WHAT TO PRODUCE — All entries below must be written out verbatim, and the images must be dropped.

LISTED ENTRIES —

◆ ◆ ◆ ◆ ◆ ◆ ◆

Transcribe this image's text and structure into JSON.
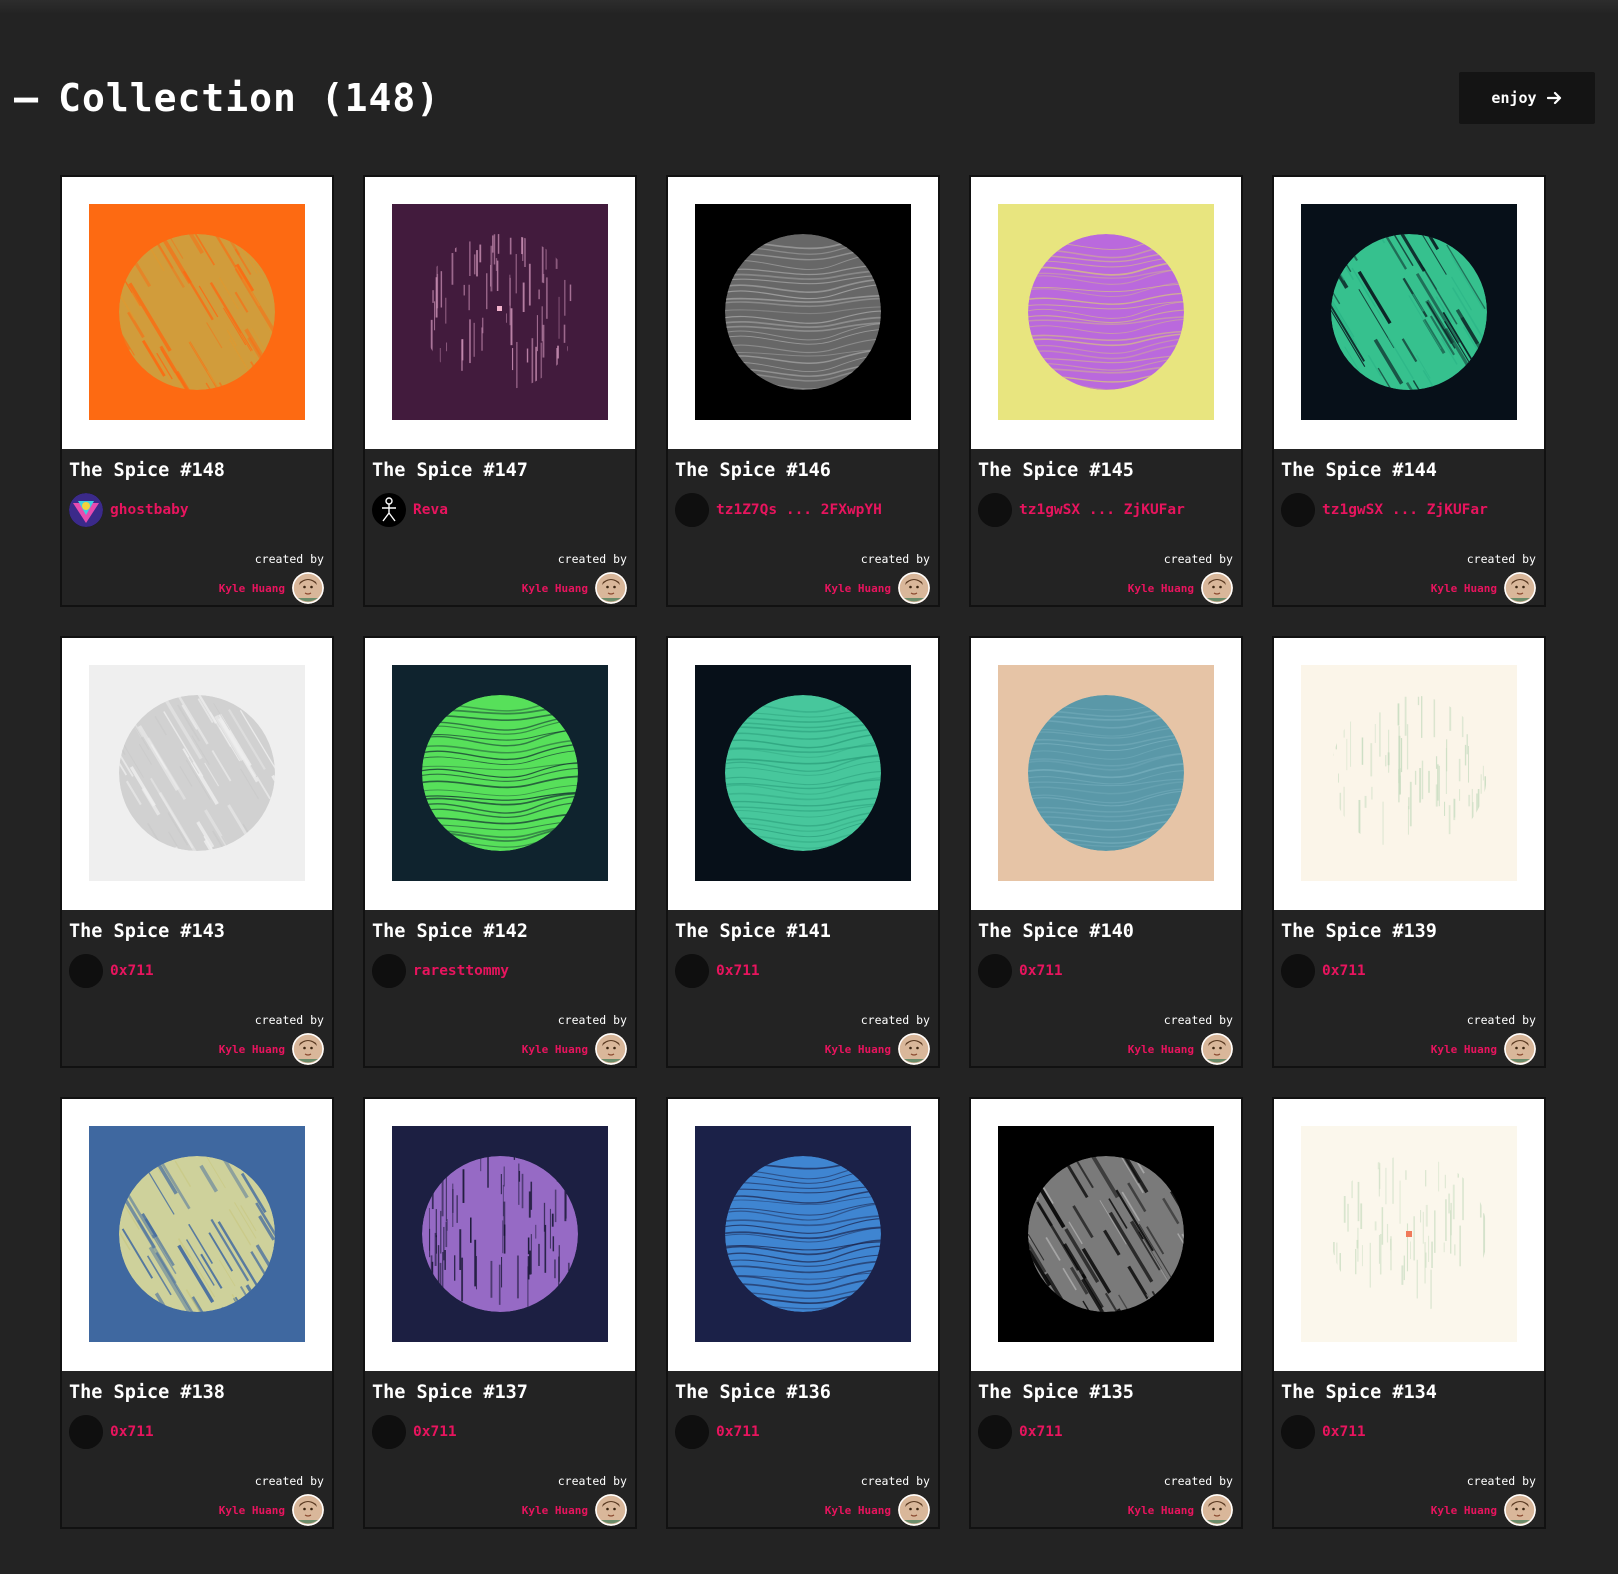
{
  "header": {
    "dash": "–",
    "title": "Collection (148)",
    "enjoy_label": "enjoy"
  },
  "cards": [
    {
      "title": "The Spice #148",
      "owner": "ghostbaby",
      "owner_avatar": "colorful-avatar",
      "created_by": "created by",
      "creator": "Kyle Huang",
      "bg": "#fd6a12",
      "fg": "#c9a443",
      "fg2": "#e09a30",
      "style": "diagonal"
    },
    {
      "title": "The Spice #147",
      "owner": "Reva",
      "owner_avatar": "stick-figure-icon",
      "created_by": "created by",
      "creator": "Kyle Huang",
      "bg": "#421b3d",
      "fg": "#c98fb4",
      "fg2": "#e6b3cc",
      "style": "sparse-vertical"
    },
    {
      "title": "The Spice #146",
      "owner": "tz1Z7Qs ... 2FXwpYH",
      "owner_avatar": "blank-avatar",
      "created_by": "created by",
      "creator": "Kyle Huang",
      "bg": "#000000",
      "fg": "#8a8a8a",
      "fg2": "#b5b5b5",
      "style": "bottom-waves"
    },
    {
      "title": "The Spice #145",
      "owner": "tz1gwSX ... ZjKUFar",
      "owner_avatar": "blank-avatar",
      "created_by": "created by",
      "creator": "Kyle Huang",
      "bg": "#e8e57f",
      "fg": "#b55be8",
      "fg2": "#d9c87a",
      "style": "waves"
    },
    {
      "title": "The Spice #144",
      "owner": "tz1gwSX ... ZjKUFar",
      "owner_avatar": "blank-avatar",
      "created_by": "created by",
      "creator": "Kyle Huang",
      "bg": "#071019",
      "fg": "#3ee0a3",
      "fg2": "#2bb385",
      "style": "diagonal"
    },
    {
      "title": "The Spice #143",
      "owner": "0x711",
      "owner_avatar": "blank-avatar",
      "created_by": "created by",
      "creator": "Kyle Huang",
      "bg": "#efefef",
      "fg": "#9a9a9a",
      "fg2": "#c8c8c8",
      "style": "diagonal-fade"
    },
    {
      "title": "The Spice #142",
      "owner": "raresttommy",
      "owner_avatar": "blank-avatar",
      "created_by": "created by",
      "creator": "Kyle Huang",
      "bg": "#0f232e",
      "fg": "#57e05a",
      "fg2": "#3fbf44",
      "style": "solid-waves"
    },
    {
      "title": "The Spice #141",
      "owner": "0x711",
      "owner_avatar": "blank-avatar",
      "created_by": "created by",
      "creator": "Kyle Huang",
      "bg": "#071019",
      "fg": "#4fdbab",
      "fg2": "#2a9e7a",
      "style": "waves"
    },
    {
      "title": "The Spice #140",
      "owner": "0x711",
      "owner_avatar": "blank-avatar",
      "created_by": "created by",
      "creator": "Kyle Huang",
      "bg": "#e6c4a6",
      "fg": "#4a93a8",
      "fg2": "#79b0bf",
      "style": "waves"
    },
    {
      "title": "The Spice #139",
      "owner": "0x711",
      "owner_avatar": "blank-avatar",
      "created_by": "created by",
      "creator": "Kyle Huang",
      "bg": "#fbf5e9",
      "fg": "#c7dcc0",
      "fg2": "#e0d6bd",
      "style": "sparse-vertical"
    },
    {
      "title": "The Spice #138",
      "owner": "0x711",
      "owner_avatar": "blank-avatar",
      "created_by": "created by",
      "creator": "Kyle Huang",
      "bg": "#3f68a0",
      "fg": "#e8e49a",
      "fg2": "#c9c77f",
      "style": "diagonal"
    },
    {
      "title": "The Spice #137",
      "owner": "0x711",
      "owner_avatar": "blank-avatar",
      "created_by": "created by",
      "creator": "Kyle Huang",
      "bg": "#1c1f42",
      "fg": "#b57de6",
      "fg2": "#d9a8f0",
      "style": "vertical-drip"
    },
    {
      "title": "The Spice #136",
      "owner": "0x711",
      "owner_avatar": "blank-avatar",
      "created_by": "created by",
      "creator": "Kyle Huang",
      "bg": "#1b2148",
      "fg": "#3f85d1",
      "fg2": "#5fa0e6",
      "style": "solid-waves"
    },
    {
      "title": "The Spice #135",
      "owner": "0x711",
      "owner_avatar": "blank-avatar",
      "created_by": "created by",
      "creator": "Kyle Huang",
      "bg": "#000000",
      "fg": "#8f8f8f",
      "fg2": "#c2c2c2",
      "style": "diagonal"
    },
    {
      "title": "The Spice #134",
      "owner": "0x711",
      "owner_avatar": "blank-avatar",
      "created_by": "created by",
      "creator": "Kyle Huang",
      "bg": "#fbf7ec",
      "fg": "#cfe0c6",
      "fg2": "#f07a5a",
      "style": "sparse-vertical"
    }
  ],
  "icons": {
    "header_dash": "dash-icon",
    "enjoy_arrow": "arrow-right-icon",
    "creator_avatar": "kyle-huang-avatar"
  }
}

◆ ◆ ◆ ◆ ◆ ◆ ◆

SOLUTION —
Transcribe this image's text and structure into JSON.
{
  "header": {
    "dash": "–",
    "title": "Collection (148)",
    "enjoy_label": "enjoy"
  },
  "cards": [
    {
      "title": "The Spice #148",
      "owner": "ghostbaby",
      "owner_avatar": "colorful-avatar",
      "created_by": "created by",
      "creator": "Kyle Huang",
      "bg": "#fd6a12",
      "fg": "#c9a443",
      "fg2": "#e09a30",
      "style": "diagonal"
    },
    {
      "title": "The Spice #147",
      "owner": "Reva",
      "owner_avatar": "stick-figure-icon",
      "created_by": "created by",
      "creator": "Kyle Huang",
      "bg": "#421b3d",
      "fg": "#c98fb4",
      "fg2": "#e6b3cc",
      "style": "sparse-vertical"
    },
    {
      "title": "The Spice #146",
      "owner": "tz1Z7Qs ... 2FXwpYH",
      "owner_avatar": "blank-avatar",
      "created_by": "created by",
      "creator": "Kyle Huang",
      "bg": "#000000",
      "fg": "#8a8a8a",
      "fg2": "#b5b5b5",
      "style": "bottom-waves"
    },
    {
      "title": "The Spice #145",
      "owner": "tz1gwSX ... ZjKUFar",
      "owner_avatar": "blank-avatar",
      "created_by": "created by",
      "creator": "Kyle Huang",
      "bg": "#e8e57f",
      "fg": "#b55be8",
      "fg2": "#d9c87a",
      "style": "waves"
    },
    {
      "title": "The Spice #144",
      "owner": "tz1gwSX ... ZjKUFar",
      "owner_avatar": "blank-avatar",
      "created_by": "created by",
      "creator": "Kyle Huang",
      "bg": "#071019",
      "fg": "#3ee0a3",
      "fg2": "#2bb385",
      "style": "diagonal"
    },
    {
      "title": "The Spice #143",
      "owner": "0x711",
      "owner_avatar": "blank-avatar",
      "created_by": "created by",
      "creator": "Kyle Huang",
      "bg": "#efefef",
      "fg": "#9a9a9a",
      "fg2": "#c8c8c8",
      "style": "diagonal-fade"
    },
    {
      "title": "The Spice #142",
      "owner": "raresttommy",
      "owner_avatar": "blank-avatar",
      "created_by": "created by",
      "creator": "Kyle Huang",
      "bg": "#0f232e",
      "fg": "#57e05a",
      "fg2": "#3fbf44",
      "style": "solid-waves"
    },
    {
      "title": "The Spice #141",
      "owner": "0x711",
      "owner_avatar": "blank-avatar",
      "created_by": "created by",
      "creator": "Kyle Huang",
      "bg": "#071019",
      "fg": "#4fdbab",
      "fg2": "#2a9e7a",
      "style": "waves"
    },
    {
      "title": "The Spice #140",
      "owner": "0x711",
      "owner_avatar": "blank-avatar",
      "created_by": "created by",
      "creator": "Kyle Huang",
      "bg": "#e6c4a6",
      "fg": "#4a93a8",
      "fg2": "#79b0bf",
      "style": "waves"
    },
    {
      "title": "The Spice #139",
      "owner": "0x711",
      "owner_avatar": "blank-avatar",
      "created_by": "created by",
      "creator": "Kyle Huang",
      "bg": "#fbf5e9",
      "fg": "#c7dcc0",
      "fg2": "#e0d6bd",
      "style": "sparse-vertical"
    },
    {
      "title": "The Spice #138",
      "owner": "0x711",
      "owner_avatar": "blank-avatar",
      "created_by": "created by",
      "creator": "Kyle Huang",
      "bg": "#3f68a0",
      "fg": "#e8e49a",
      "fg2": "#c9c77f",
      "style": "diagonal"
    },
    {
      "title": "The Spice #137",
      "owner": "0x711",
      "owner_avatar": "blank-avatar",
      "created_by": "created by",
      "creator": "Kyle Huang",
      "bg": "#1c1f42",
      "fg": "#b57de6",
      "fg2": "#d9a8f0",
      "style": "vertical-drip"
    },
    {
      "title": "The Spice #136",
      "owner": "0x711",
      "owner_avatar": "blank-avatar",
      "created_by": "created by",
      "creator": "Kyle Huang",
      "bg": "#1b2148",
      "fg": "#3f85d1",
      "fg2": "#5fa0e6",
      "style": "solid-waves"
    },
    {
      "title": "The Spice #135",
      "owner": "0x711",
      "owner_avatar": "blank-avatar",
      "created_by": "created by",
      "creator": "Kyle Huang",
      "bg": "#000000",
      "fg": "#8f8f8f",
      "fg2": "#c2c2c2",
      "style": "diagonal"
    },
    {
      "title": "The Spice #134",
      "owner": "0x711",
      "owner_avatar": "blank-avatar",
      "created_by": "created by",
      "creator": "Kyle Huang",
      "bg": "#fbf7ec",
      "fg": "#cfe0c6",
      "fg2": "#f07a5a",
      "style": "sparse-vertical"
    }
  ],
  "icons": {
    "header_dash": "dash-icon",
    "enjoy_arrow": "arrow-right-icon",
    "creator_avatar": "kyle-huang-avatar"
  }
}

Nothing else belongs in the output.